→ **PROBLEM TO WORK ON**
Nothing but the data itself, reproduced exactly, is the expected answer.

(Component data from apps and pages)
-- Opening Marker --

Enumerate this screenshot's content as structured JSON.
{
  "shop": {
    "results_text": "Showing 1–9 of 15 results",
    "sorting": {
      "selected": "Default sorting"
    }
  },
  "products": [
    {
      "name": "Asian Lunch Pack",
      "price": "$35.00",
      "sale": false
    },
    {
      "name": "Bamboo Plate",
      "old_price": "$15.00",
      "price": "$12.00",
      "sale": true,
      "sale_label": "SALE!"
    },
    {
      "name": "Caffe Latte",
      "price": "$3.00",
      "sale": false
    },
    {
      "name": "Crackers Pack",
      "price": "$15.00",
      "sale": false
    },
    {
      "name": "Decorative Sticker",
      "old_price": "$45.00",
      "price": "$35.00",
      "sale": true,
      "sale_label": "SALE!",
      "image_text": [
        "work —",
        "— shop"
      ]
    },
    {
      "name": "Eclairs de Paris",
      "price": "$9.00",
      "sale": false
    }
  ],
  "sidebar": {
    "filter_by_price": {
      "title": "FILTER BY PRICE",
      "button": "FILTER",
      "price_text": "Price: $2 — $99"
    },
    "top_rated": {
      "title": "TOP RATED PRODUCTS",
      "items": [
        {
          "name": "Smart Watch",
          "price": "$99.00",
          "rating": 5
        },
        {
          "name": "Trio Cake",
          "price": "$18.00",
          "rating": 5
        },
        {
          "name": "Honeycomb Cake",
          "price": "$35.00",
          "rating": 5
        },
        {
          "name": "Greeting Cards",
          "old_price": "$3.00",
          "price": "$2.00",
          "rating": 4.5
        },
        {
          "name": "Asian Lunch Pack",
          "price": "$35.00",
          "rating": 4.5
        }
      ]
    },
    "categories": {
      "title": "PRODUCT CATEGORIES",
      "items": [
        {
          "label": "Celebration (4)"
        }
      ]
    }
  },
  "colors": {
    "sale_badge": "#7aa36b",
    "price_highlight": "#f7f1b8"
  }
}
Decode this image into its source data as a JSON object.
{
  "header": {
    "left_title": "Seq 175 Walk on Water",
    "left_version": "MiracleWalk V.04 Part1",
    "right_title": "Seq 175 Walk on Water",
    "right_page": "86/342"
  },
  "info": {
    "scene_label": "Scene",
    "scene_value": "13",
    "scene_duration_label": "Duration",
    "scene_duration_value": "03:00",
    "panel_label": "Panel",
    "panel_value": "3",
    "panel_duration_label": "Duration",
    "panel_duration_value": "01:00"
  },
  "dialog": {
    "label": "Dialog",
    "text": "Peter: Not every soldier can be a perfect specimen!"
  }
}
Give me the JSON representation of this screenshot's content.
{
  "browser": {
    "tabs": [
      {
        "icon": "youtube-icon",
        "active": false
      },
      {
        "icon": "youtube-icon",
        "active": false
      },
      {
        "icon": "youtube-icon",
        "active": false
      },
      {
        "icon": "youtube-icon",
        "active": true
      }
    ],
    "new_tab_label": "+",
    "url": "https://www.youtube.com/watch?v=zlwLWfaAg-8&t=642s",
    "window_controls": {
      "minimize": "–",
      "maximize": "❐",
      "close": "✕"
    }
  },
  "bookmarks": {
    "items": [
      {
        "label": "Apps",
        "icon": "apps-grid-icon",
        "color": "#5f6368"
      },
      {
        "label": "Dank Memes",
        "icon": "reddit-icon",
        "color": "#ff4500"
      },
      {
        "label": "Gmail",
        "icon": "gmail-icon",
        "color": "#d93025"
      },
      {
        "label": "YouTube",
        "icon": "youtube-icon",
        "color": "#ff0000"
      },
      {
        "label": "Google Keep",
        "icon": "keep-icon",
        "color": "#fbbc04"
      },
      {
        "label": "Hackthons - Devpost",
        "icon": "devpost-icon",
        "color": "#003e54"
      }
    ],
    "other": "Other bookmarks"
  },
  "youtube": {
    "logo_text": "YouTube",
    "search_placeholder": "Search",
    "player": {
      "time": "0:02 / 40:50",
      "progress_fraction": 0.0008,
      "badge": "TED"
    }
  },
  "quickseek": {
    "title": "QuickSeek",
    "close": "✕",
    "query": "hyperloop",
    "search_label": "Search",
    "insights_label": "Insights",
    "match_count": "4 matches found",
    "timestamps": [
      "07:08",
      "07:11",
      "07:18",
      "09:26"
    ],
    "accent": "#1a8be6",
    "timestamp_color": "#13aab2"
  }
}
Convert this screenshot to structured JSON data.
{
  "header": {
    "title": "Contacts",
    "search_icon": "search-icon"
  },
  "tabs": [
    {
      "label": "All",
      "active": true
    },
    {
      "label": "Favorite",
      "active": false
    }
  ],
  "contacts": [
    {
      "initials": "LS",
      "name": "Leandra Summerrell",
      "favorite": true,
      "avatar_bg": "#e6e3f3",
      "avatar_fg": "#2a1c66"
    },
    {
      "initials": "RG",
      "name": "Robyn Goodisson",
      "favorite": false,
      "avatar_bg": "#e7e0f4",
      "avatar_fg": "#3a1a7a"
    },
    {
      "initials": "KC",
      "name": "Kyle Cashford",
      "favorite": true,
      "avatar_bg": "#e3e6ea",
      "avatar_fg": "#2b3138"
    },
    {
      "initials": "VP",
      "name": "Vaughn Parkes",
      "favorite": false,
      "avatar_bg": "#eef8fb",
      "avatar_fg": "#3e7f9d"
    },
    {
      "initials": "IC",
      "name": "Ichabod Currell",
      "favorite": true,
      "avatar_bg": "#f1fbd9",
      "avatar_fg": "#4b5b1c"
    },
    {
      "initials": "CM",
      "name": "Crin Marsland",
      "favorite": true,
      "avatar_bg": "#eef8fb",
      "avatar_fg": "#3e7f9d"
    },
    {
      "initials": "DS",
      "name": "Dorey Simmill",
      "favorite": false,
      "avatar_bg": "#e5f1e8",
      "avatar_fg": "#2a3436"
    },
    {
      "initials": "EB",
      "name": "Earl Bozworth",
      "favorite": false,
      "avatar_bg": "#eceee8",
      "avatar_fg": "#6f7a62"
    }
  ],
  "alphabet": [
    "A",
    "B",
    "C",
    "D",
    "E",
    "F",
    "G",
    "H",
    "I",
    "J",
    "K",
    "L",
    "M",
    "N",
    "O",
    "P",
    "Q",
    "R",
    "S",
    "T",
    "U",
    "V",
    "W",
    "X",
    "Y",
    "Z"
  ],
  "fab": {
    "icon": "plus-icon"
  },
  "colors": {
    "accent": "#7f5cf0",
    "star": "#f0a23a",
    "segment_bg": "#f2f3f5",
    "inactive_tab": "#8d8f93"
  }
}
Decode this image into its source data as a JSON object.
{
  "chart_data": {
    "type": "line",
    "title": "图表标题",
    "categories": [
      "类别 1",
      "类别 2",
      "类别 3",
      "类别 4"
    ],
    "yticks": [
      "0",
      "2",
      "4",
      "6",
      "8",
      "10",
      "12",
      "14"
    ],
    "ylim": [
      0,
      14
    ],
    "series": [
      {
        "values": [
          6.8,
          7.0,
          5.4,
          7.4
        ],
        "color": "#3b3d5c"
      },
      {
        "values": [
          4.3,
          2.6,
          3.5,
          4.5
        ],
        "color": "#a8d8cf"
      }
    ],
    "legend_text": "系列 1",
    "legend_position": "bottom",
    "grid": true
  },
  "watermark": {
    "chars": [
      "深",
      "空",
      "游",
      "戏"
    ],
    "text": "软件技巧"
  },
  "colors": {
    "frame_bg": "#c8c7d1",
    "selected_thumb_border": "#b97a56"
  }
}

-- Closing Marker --

→ **ANSWER FOR THE TASK**
Enumerate this screenshot's content as structured JSON.
{
  "shop": {
    "results_text": "Showing 1–9 of 15 results",
    "sorting": {
      "selected": "Default sorting"
    }
  },
  "products": [
    {
      "name": "Asian Lunch Pack",
      "price": "$35.00",
      "sale": false
    },
    {
      "name": "Bamboo Plate",
      "old_price": "$15.00",
      "price": "$12.00",
      "sale": true,
      "sale_label": "SALE!"
    },
    {
      "name": "Caffe Latte",
      "price": "$3.00",
      "sale": false
    },
    {
      "name": "Crackers Pack",
      "price": "$15.00",
      "sale": false
    },
    {
      "name": "Decorative Sticker",
      "old_price": "$45.00",
      "price": "$35.00",
      "sale": true,
      "sale_label": "SALE!",
      "image_text": [
        "work —",
        "— shop"
      ]
    },
    {
      "name": "Eclairs de Paris",
      "price": "$9.00",
      "sale": false
    }
  ],
  "sidebar": {
    "filter_by_price": {
      "title": "FILTER BY PRICE",
      "button": "FILTER",
      "price_text": "Price: $2 — $99"
    },
    "top_rated": {
      "title": "TOP RATED PRODUCTS",
      "items": [
        {
          "name": "Smart Watch",
          "price": "$99.00",
          "rating": 5
        },
        {
          "name": "Trio Cake",
          "price": "$18.00",
          "rating": 5
        },
        {
          "name": "Honeycomb Cake",
          "price": "$35.00",
          "rating": 5
        },
        {
          "name": "Greeting Cards",
          "old_price": "$3.00",
          "price": "$2.00",
          "rating": 4.5
        },
        {
          "name": "Asian Lunch Pack",
          "price": "$35.00",
          "rating": 4.5
        }
      ]
    },
    "categories": {
      "title": "PRODUCT CATEGORIES",
      "items": [
        {
          "label": "Celebration (4)"
        }
      ]
    }
  },
  "colors": {
    "sale_badge": "#7aa36b",
    "price_highlight": "#f7f1b8"
  }
}
Decode this image into its source data as a JSON object.
{
  "header": {
    "left_title": "Seq 175 Walk on Water",
    "left_version": "MiracleWalk V.04 Part1",
    "right_title": "Seq 175 Walk on Water",
    "right_page": "86/342"
  },
  "info": {
    "scene_label": "Scene",
    "scene_value": "13",
    "scene_duration_label": "Duration",
    "scene_duration_value": "03:00",
    "panel_label": "Panel",
    "panel_value": "3",
    "panel_duration_label": "Duration",
    "panel_duration_value": "01:00"
  },
  "dialog": {
    "label": "Dialog",
    "text": "Peter: Not every soldier can be a perfect specimen!"
  }
}
Give me the JSON representation of this screenshot's content.
{
  "browser": {
    "tabs": [
      {
        "icon": "youtube-icon",
        "active": false
      },
      {
        "icon": "youtube-icon",
        "active": false
      },
      {
        "icon": "youtube-icon",
        "active": false
      },
      {
        "icon": "youtube-icon",
        "active": true
      }
    ],
    "new_tab_label": "+",
    "url": "https://www.youtube.com/watch?v=zlwLWfaAg-8&t=642s",
    "window_controls": {
      "minimize": "–",
      "maximize": "❐",
      "close": "✕"
    }
  },
  "bookmarks": {
    "items": [
      {
        "label": "Apps",
        "icon": "apps-grid-icon",
        "color": "#5f6368"
      },
      {
        "label": "Dank Memes",
        "icon": "reddit-icon",
        "color": "#ff4500"
      },
      {
        "label": "Gmail",
        "icon": "gmail-icon",
        "color": "#d93025"
      },
      {
        "label": "YouTube",
        "icon": "youtube-icon",
        "color": "#ff0000"
      },
      {
        "label": "Google Keep",
        "icon": "keep-icon",
        "color": "#fbbc04"
      },
      {
        "label": "Hackthons - Devpost",
        "icon": "devpost-icon",
        "color": "#003e54"
      }
    ],
    "other": "Other bookmarks"
  },
  "youtube": {
    "logo_text": "YouTube",
    "search_placeholder": "Search",
    "player": {
      "time": "0:02 / 40:50",
      "progress_fraction": 0.0008,
      "badge": "TED"
    }
  },
  "quickseek": {
    "title": "QuickSeek",
    "close": "✕",
    "query": "hyperloop",
    "search_label": "Search",
    "insights_label": "Insights",
    "match_count": "4 matches found",
    "timestamps": [
      "07:08",
      "07:11",
      "07:18",
      "09:26"
    ],
    "accent": "#1a8be6",
    "timestamp_color": "#13aab2"
  }
}
Convert this screenshot to structured JSON data.
{
  "header": {
    "title": "Contacts",
    "search_icon": "search-icon"
  },
  "tabs": [
    {
      "label": "All",
      "active": true
    },
    {
      "label": "Favorite",
      "active": false
    }
  ],
  "contacts": [
    {
      "initials": "LS",
      "name": "Leandra Summerrell",
      "favorite": true,
      "avatar_bg": "#e6e3f3",
      "avatar_fg": "#2a1c66"
    },
    {
      "initials": "RG",
      "name": "Robyn Goodisson",
      "favorite": false,
      "avatar_bg": "#e7e0f4",
      "avatar_fg": "#3a1a7a"
    },
    {
      "initials": "KC",
      "name": "Kyle Cashford",
      "favorite": true,
      "avatar_bg": "#e3e6ea",
      "avatar_fg": "#2b3138"
    },
    {
      "initials": "VP",
      "name": "Vaughn Parkes",
      "favorite": false,
      "avatar_bg": "#eef8fb",
      "avatar_fg": "#3e7f9d"
    },
    {
      "initials": "IC",
      "name": "Ichabod Currell",
      "favorite": true,
      "avatar_bg": "#f1fbd9",
      "avatar_fg": "#4b5b1c"
    },
    {
      "initials": "CM",
      "name": "Crin Marsland",
      "favorite": true,
      "avatar_bg": "#eef8fb",
      "avatar_fg": "#3e7f9d"
    },
    {
      "initials": "DS",
      "name": "Dorey Simmill",
      "favorite": false,
      "avatar_bg": "#e5f1e8",
      "avatar_fg": "#2a3436"
    },
    {
      "initials": "EB",
      "name": "Earl Bozworth",
      "favorite": false,
      "avatar_bg": "#eceee8",
      "avatar_fg": "#6f7a62"
    }
  ],
  "alphabet": [
    "A",
    "B",
    "C",
    "D",
    "E",
    "F",
    "G",
    "H",
    "I",
    "J",
    "K",
    "L",
    "M",
    "N",
    "O",
    "P",
    "Q",
    "R",
    "S",
    "T",
    "U",
    "V",
    "W",
    "X",
    "Y",
    "Z"
  ],
  "fab": {
    "icon": "plus-icon"
  },
  "colors": {
    "accent": "#7f5cf0",
    "star": "#f0a23a",
    "segment_bg": "#f2f3f5",
    "inactive_tab": "#8d8f93"
  }
}
Decode this image into its source data as a JSON object.
{
  "chart_data": {
    "type": "line",
    "title": "图表标题",
    "categories": [
      "类别 1",
      "类别 2",
      "类别 3",
      "类别 4"
    ],
    "yticks": [
      "0",
      "2",
      "4",
      "6",
      "8",
      "10",
      "12",
      "14"
    ],
    "ylim": [
      0,
      14
    ],
    "series": [
      {
        "values": [
          6.8,
          7.0,
          5.4,
          7.4
        ],
        "color": "#3b3d5c"
      },
      {
        "values": [
          4.3,
          2.6,
          3.5,
          4.5
        ],
        "color": "#a8d8cf"
      }
    ],
    "legend_text": "系列 1",
    "legend_position": "bottom",
    "grid": true
  },
  "watermark": {
    "chars": [
      "深",
      "空",
      "游",
      "戏"
    ],
    "text": "软件技巧"
  },
  "colors": {
    "frame_bg": "#c8c7d1",
    "selected_thumb_border": "#b97a56"
  }
}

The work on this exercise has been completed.